Aged care facility lighting: Best practice

Good practices in the design of aged care facility lighting include:

  1. Use of direct and indirect light to makes spaces seem larger and brighter
  2. Create uniform, brighter than average lighting to eliminate shadows
  3. Reducing glare wherever possible- this can be done by increasing the surface area of the luminaire
  4. Reduce reflections- this can be done by combining the right interior materials with correct lighting (i.e. be especially careful of floor finishes)
  5. Make sure task-driven lighting is directional and has a higher lumen output (this refers to tasks such a reading, or carer examinations)
  6. Ensure that aged care facility lighting can be independently controlled
  7. Follow human-centric lighting practices to ensure that they get the right colour temperatures and lighting levels at certain times of the day (using dimmable, tunable LED fittings is a good way to ensure that this is achieved)
  8. Use of warm coloured light (yellows, oranges and reds) as guide lights at night, as the yellowing of the lens, makes it harder to identify colours of a shorter wavelength (blues and purples)
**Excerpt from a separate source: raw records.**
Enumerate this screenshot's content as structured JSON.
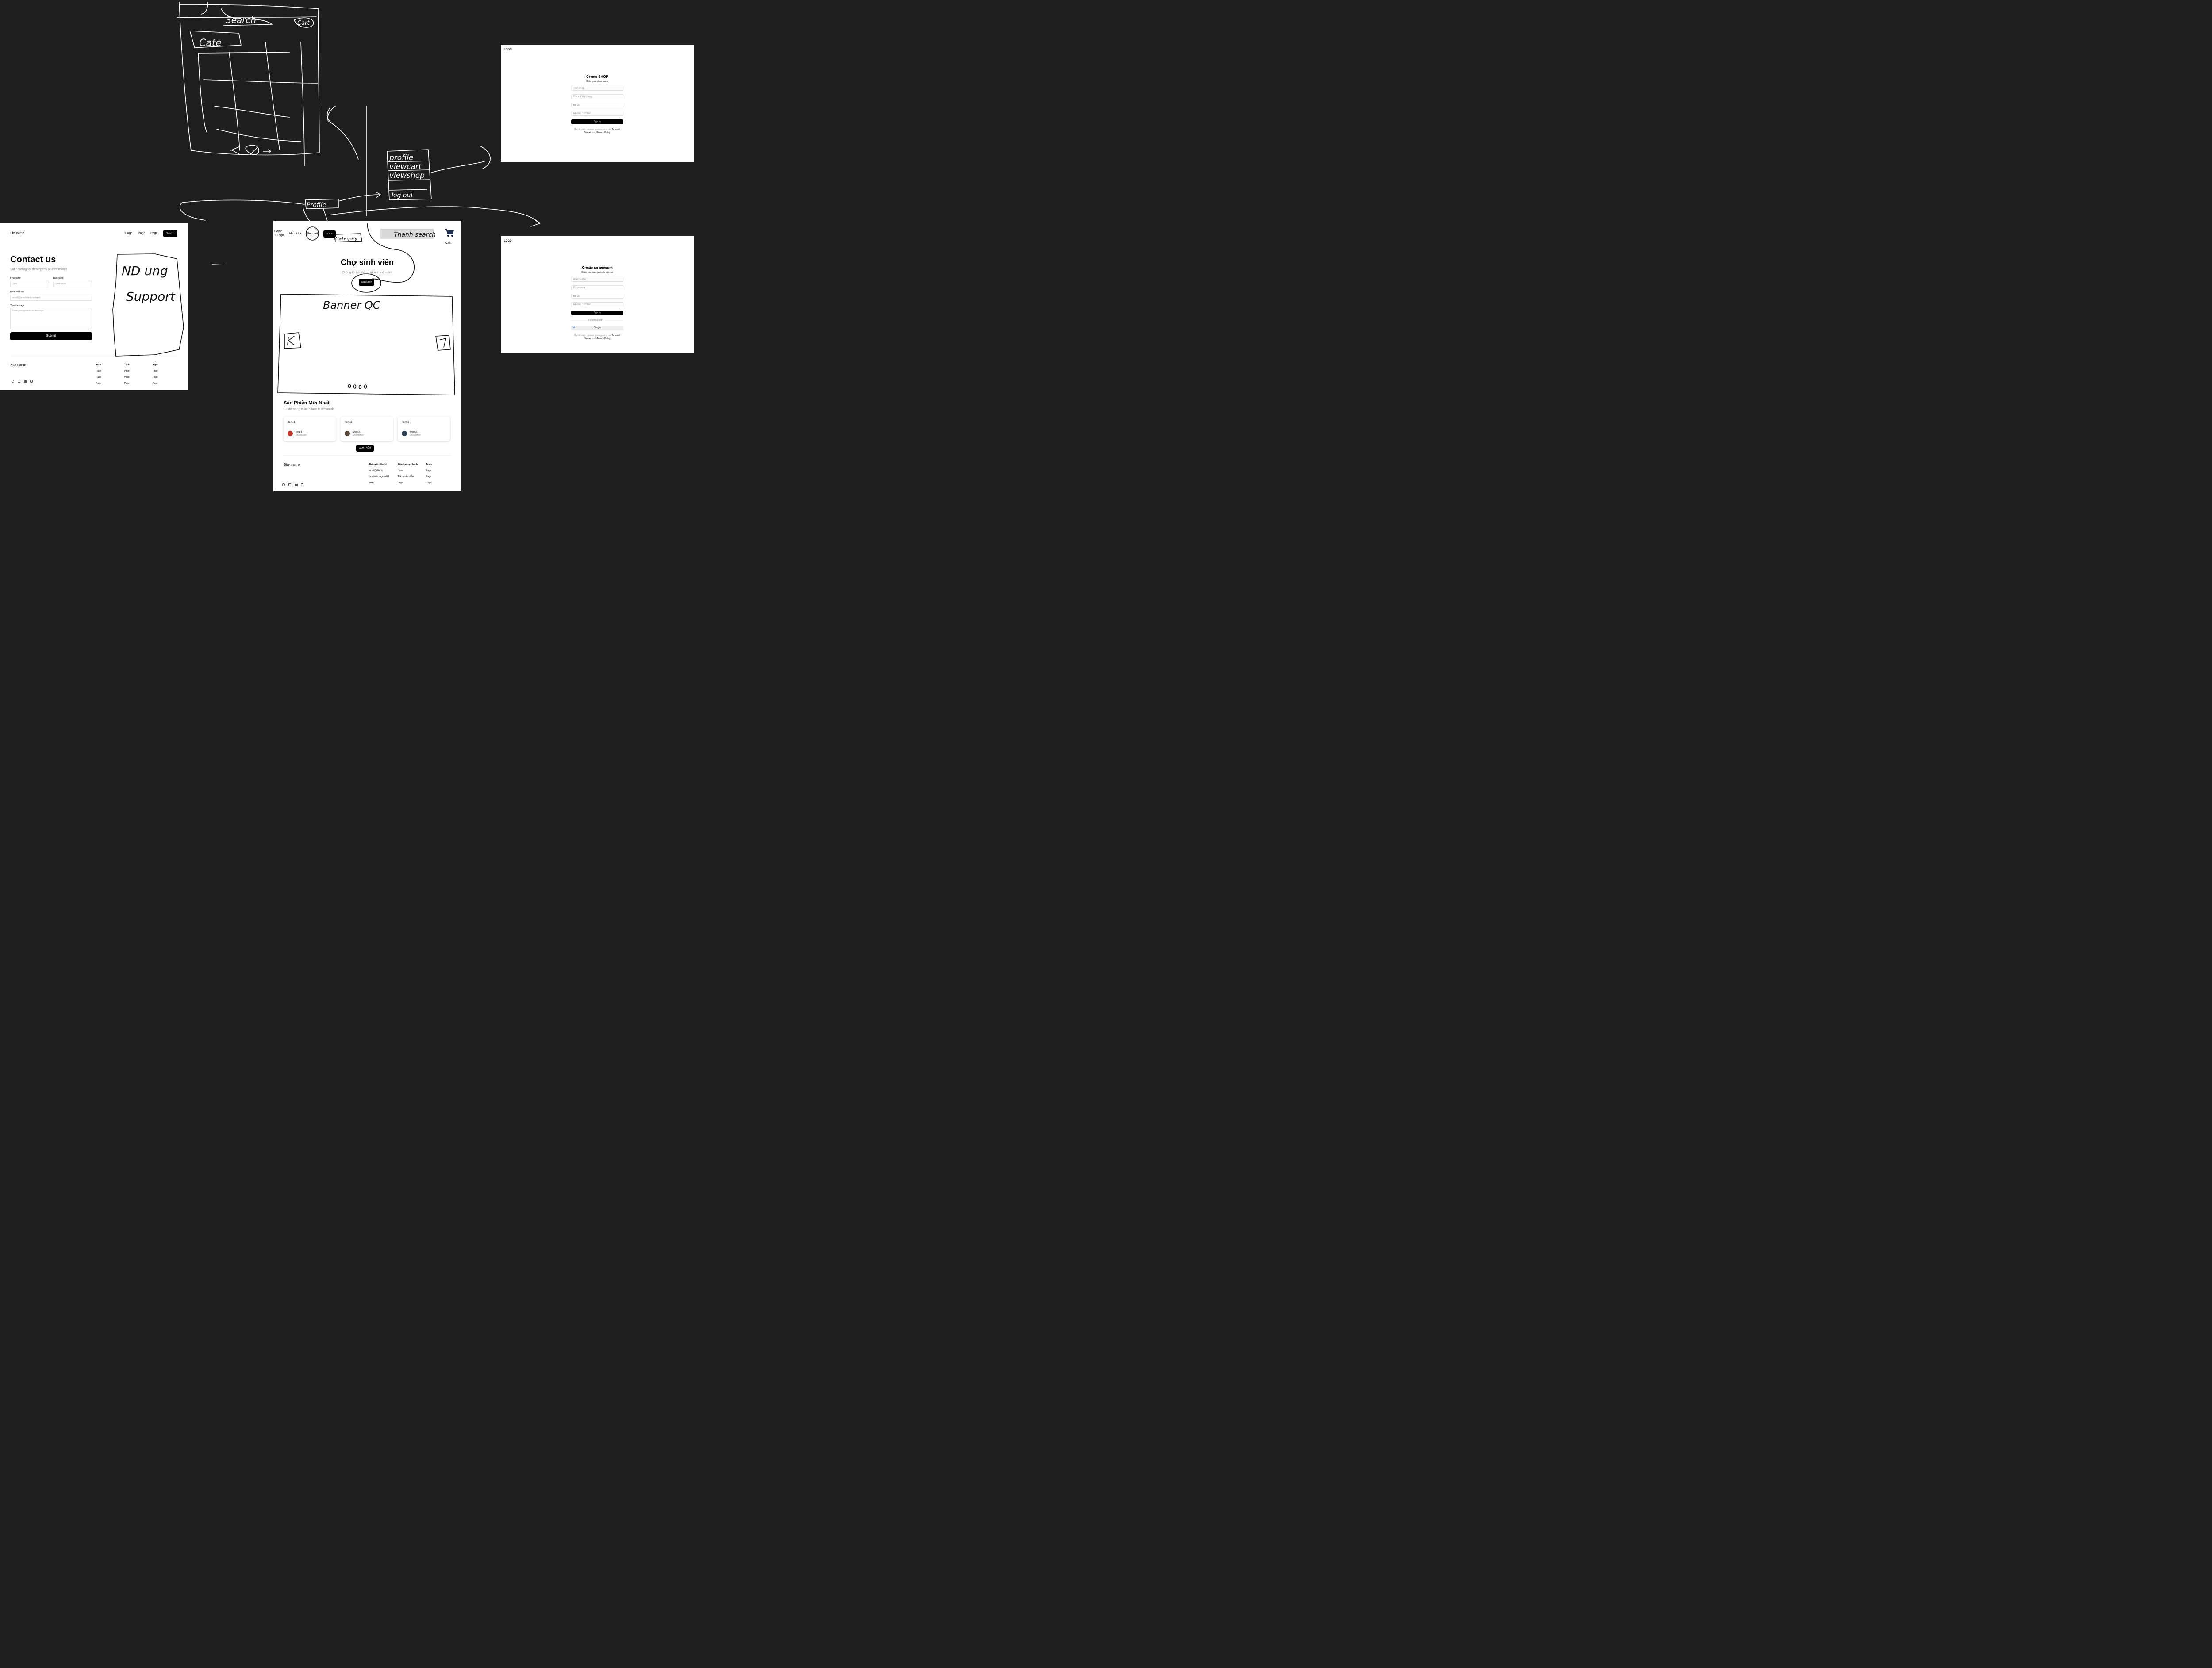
{
  "sketch_labels": {
    "search": "Search",
    "cart": "Cart",
    "cate": "Cate",
    "profile_menu": [
      "profile",
      "viewcart",
      "viewshop",
      "log out"
    ],
    "profile_btn": "Profile",
    "category_tag": "Category",
    "banner": "Banner QC",
    "nd_support_1": "ND ung",
    "nd_support_2": "Support",
    "thanh_search": "Thanh search"
  },
  "contact_page": {
    "site_name": "Site name",
    "nav": [
      "Page",
      "Page",
      "Page"
    ],
    "signup": "Sign Up",
    "title": "Contact us",
    "subtitle": "Subheading for description or instructions",
    "first_name_label": "First name",
    "first_name_placeholder": "Jane",
    "last_name_label": "Last name",
    "last_name_placeholder": "Smitherton",
    "email_label": "Email address",
    "email_placeholder": "email@janesfakedomain.net",
    "message_label": "Your message",
    "message_placeholder": "Enter your question or message",
    "submit": "Submit",
    "footer_site_name": "Site name",
    "footer_columns": [
      {
        "title": "Topic",
        "links": [
          "Page",
          "Page",
          "Page"
        ]
      },
      {
        "title": "Topic",
        "links": [
          "Page",
          "Page",
          "Page"
        ]
      },
      {
        "title": "Topic",
        "links": [
          "Page",
          "Page",
          "Page"
        ]
      }
    ],
    "social_icons": [
      "facebook-icon",
      "linkedin-icon",
      "youtube-icon",
      "instagram-icon"
    ]
  },
  "home_page": {
    "nav_home": "Home",
    "nav_logo": "+ Logo",
    "nav_about": "About Us",
    "nav_support": "Support",
    "login": "LOGIN",
    "cart_label": "Cart",
    "hero_title": "Chợ sinh viên",
    "hero_subtitle": "Chúng tôi có những gì sinh viên cần!",
    "hero_button": "Mua Ngay",
    "section_title": "Sản Phẩm Mới Nhất",
    "section_subtitle": "Subheading to introduce testimonials",
    "items": [
      {
        "title": "Item 1",
        "shop": "shop 1",
        "desc": "Description",
        "avatar_color": "#c0392b"
      },
      {
        "title": "Item 2",
        "shop": "Shop 2",
        "desc": "Description",
        "avatar_color": "#5a4a3a"
      },
      {
        "title": "Item 3",
        "shop": "Shop 3",
        "desc": "Description",
        "avatar_color": "#2c3e50"
      }
    ],
    "more_button": "XEM THÊM",
    "footer_site_name": "Site name",
    "footer_columns": [
      {
        "title": "Thông tin liên hệ",
        "links": [
          "email@dâsda",
          "facebook page adâd",
          "smth"
        ]
      },
      {
        "title": "Điều hướng nhanh",
        "links": [
          "Home",
          "Tất cả sản phẩm",
          "Page"
        ]
      },
      {
        "title": "Topic",
        "links": [
          "Page",
          "Page",
          "Page"
        ]
      }
    ]
  },
  "shop_page": {
    "logo": "LOGO",
    "title": "Create SHOP",
    "subtitle": "Enter your shop name",
    "fields": [
      "Tên shop",
      "Địa chỉ lấy hàng",
      "Email",
      "Phone number"
    ],
    "button": "Sign up",
    "legal_prefix": "By clicking continue, you agree to our",
    "terms": "Terms of Service",
    "and": "and",
    "privacy": "Privacy Policy"
  },
  "account_page": {
    "logo": "LOGO",
    "title": "Create an account",
    "subtitle": "Enter your user name to sign up",
    "fields": [
      "user name",
      "Password",
      "Email",
      "Phone number"
    ],
    "button": "Sign up",
    "divider": "or continue with",
    "google": "Google",
    "legal_prefix": "By clicking continue, you agree to our",
    "terms": "Terms of Service",
    "and": "and",
    "privacy": "Privacy Policy"
  },
  "colors": {
    "background": "#1e1e1e",
    "cart_icon": "#1f2d4d",
    "search_bar": "#d9d9d9"
  }
}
These good practices result in the following benefits:

  1. Fewer falls in residents
  2. Less need for intensive overnight care due to the return of normalised sleep/wake cycles
  3. Happier residents (significant drops in depression and anxiety).
  4. Healthier residents (sleep/wake cycles improve, hormone levels balance out)
  5. A dramatic improvement in the lifestyle of residents with dementia
  6. A better quality of life for all residents